Dataset rows for apps and sites:
-=-=-

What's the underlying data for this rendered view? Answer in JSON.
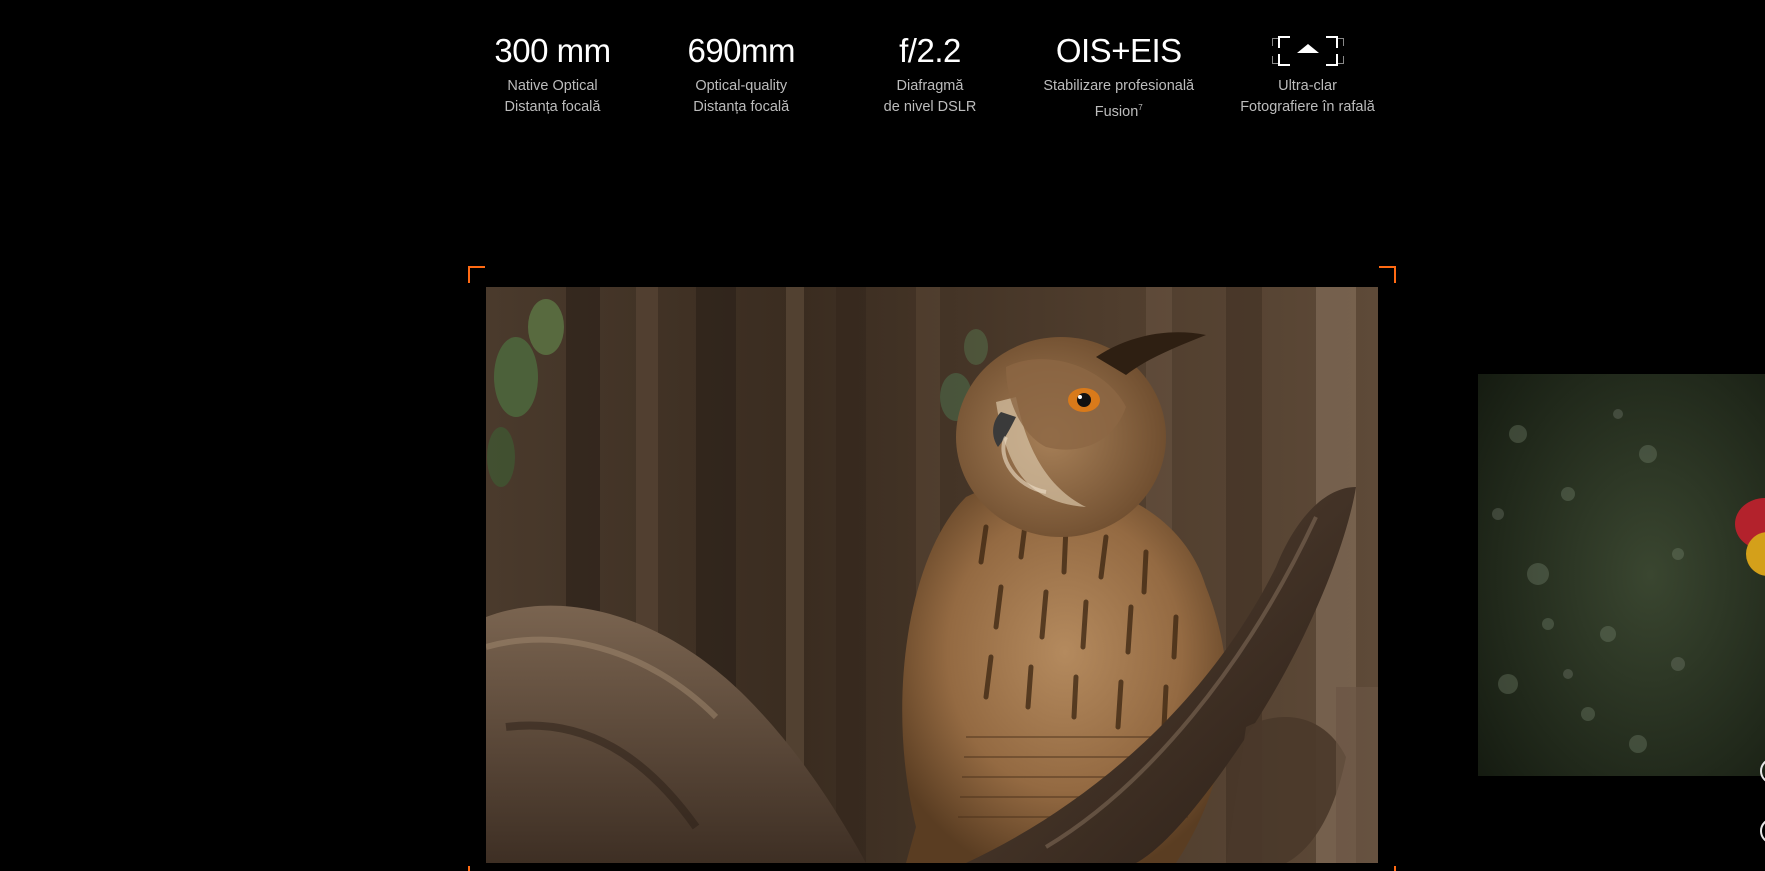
{
  "specs": [
    {
      "value": "300 mm",
      "line1": "Native Optical",
      "line2": "Distanța focală",
      "footnote": ""
    },
    {
      "value": "690mm",
      "line1": "Optical-quality",
      "line2": "Distanța focală",
      "footnote": ""
    },
    {
      "value": "f/2.2",
      "line1": "Diafragmă",
      "line2": "de nivel DSLR",
      "footnote": ""
    },
    {
      "value": "OIS+EIS",
      "line1": "Stabilizare profesională",
      "line2": "Fusion",
      "footnote": "7"
    },
    {
      "icon": "burst-shot-icon",
      "line1": "Ultra-clar",
      "line2": "Fotografiere în rafală",
      "footnote": ""
    }
  ],
  "colors": {
    "accent": "#ff6a13",
    "background": "#000000",
    "subtext": "#bcbcbc"
  },
  "gallery": {
    "main_photo": "owl-photo",
    "next_photo": "bird-photo"
  }
}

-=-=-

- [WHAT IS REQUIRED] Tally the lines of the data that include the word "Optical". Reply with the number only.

- [EXPECTED OUTPUT] 2